Measure Bike Speed with PocketCHIP and GPS Receiver

I won a #FreePocketCHIP last Christmas. It is a "pocketable" Linux computer running Debian, and has one USB 2.0 host port. Apart from adding a speaker and playing PICO-8 games, PocketCHIP's form factor and hackability make it suitable for many other projects. Today, I'm going to find out how fast I am riding a bike, with the PocketC.H.I.P and VK-172 GPS receiver.

PocketCHIP and VK-172 GPS receiver

Meet the GPS Receiver

The GPS receiver I have is the VK-172 G-mouse USB GPS receiver. It has a small form factor, and connects to the PocketCHIP via USB. When connected, it identifies itself as a USB device with ID 1546:01a7, and shows up as a serial port:

Access C.H.I.P UART Wirelessly with ESP8266

A year ago, a Kickstarter campaign CHIP - The World's First Nine Dollar Computer caught my attention: it's a $9 computer smaller than a banana. Unlikely the Raspberry Pi, it comes with onboard storage so I don't need to buy a separate SD card, it has WiFi instead of wired Ethernet so I don't have to run wires everywhere, and it is compatible with my existing VGA monitor through a $10 adaptor so I don't have to buy another HDMI monitor. Therefore, I snapped two of these little computer along with one VGA adapter during the campaign.

During the whole year of waiting, Next Thing Co sends me regular email updates on the development progress, with each email ending with mmmtc (much much more to come) and a lot of hearts. NTC also clarified that C.H.I.P is strictly B.Y.O.B. Finally, my pair of CHIPs and a VGA DIP arrived in my mailbox on Jun 16. An hour later, yoursunny.com homepage is displayed on its Debian desktop.

A few more hours later, I start to discover a limitation of C.H.I.P software: The Linux kernel comes with CHIP operating system has very limited features.

$ sudo modprobe fuse
modprobe: FATAL: Module fuse not found.

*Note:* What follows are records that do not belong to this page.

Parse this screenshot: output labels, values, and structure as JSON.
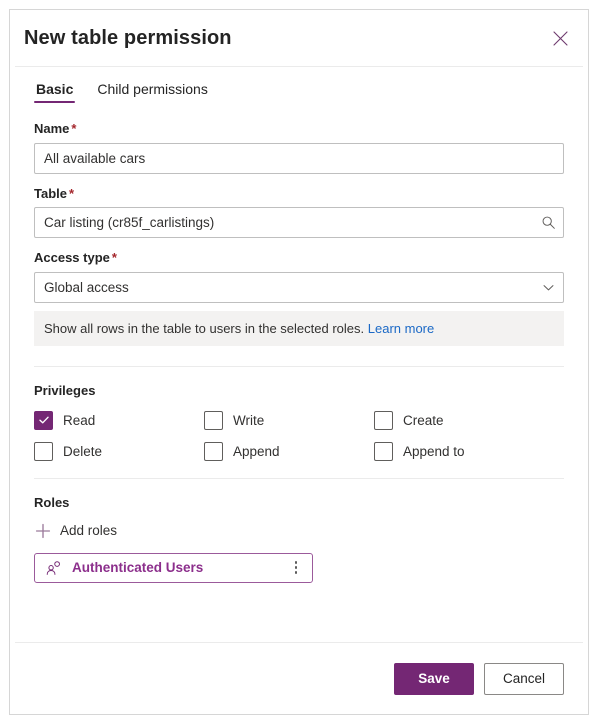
{
  "dialog": {
    "title": "New table permission",
    "close_icon": "close-icon"
  },
  "tabs": [
    {
      "label": "Basic",
      "active": true
    },
    {
      "label": "Child permissions",
      "active": false
    }
  ],
  "form": {
    "name": {
      "label": "Name",
      "required_marker": "*",
      "value": "All available cars",
      "placeholder": ""
    },
    "table": {
      "label": "Table",
      "required_marker": "*",
      "value": "Car listing (cr85f_carlistings)",
      "placeholder": "",
      "icon": "search-icon"
    },
    "access_type": {
      "label": "Access type",
      "required_marker": "*",
      "value": "Global access",
      "icon": "chevron-down-icon",
      "options": [
        "Global access"
      ]
    },
    "info": {
      "text": "Show all rows in the table to users in the selected roles.",
      "link_label": "Learn more"
    }
  },
  "privileges": {
    "title": "Privileges",
    "items": [
      {
        "label": "Read",
        "checked": true
      },
      {
        "label": "Write",
        "checked": false
      },
      {
        "label": "Create",
        "checked": false
      },
      {
        "label": "Delete",
        "checked": false
      },
      {
        "label": "Append",
        "checked": false
      },
      {
        "label": "Append to",
        "checked": false
      }
    ]
  },
  "roles": {
    "title": "Roles",
    "add_label": "Add roles",
    "add_icon": "plus-icon",
    "chips": [
      {
        "label": "Authenticated Users",
        "icon": "person-icon",
        "more_icon": "more-vertical-icon"
      }
    ]
  },
  "footer": {
    "save_label": "Save",
    "cancel_label": "Cancel"
  },
  "colors": {
    "accent": "#742774",
    "chip_text": "#8c2f8c",
    "required": "#a4262c",
    "link": "#1b69c6",
    "banner_bg": "#f3f2f1"
  }
}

Obviously, the solution to this problem is to compile my own Linux kernel with more features. The compilation can be done on the C.H.I.P itself. I managed to do that when the CHIP is powered by a 5V 1A phone charger plus a 1500mAh LiPo battery. I had the compilation running under screen(1) and attended to it intermittently, and finished in a day.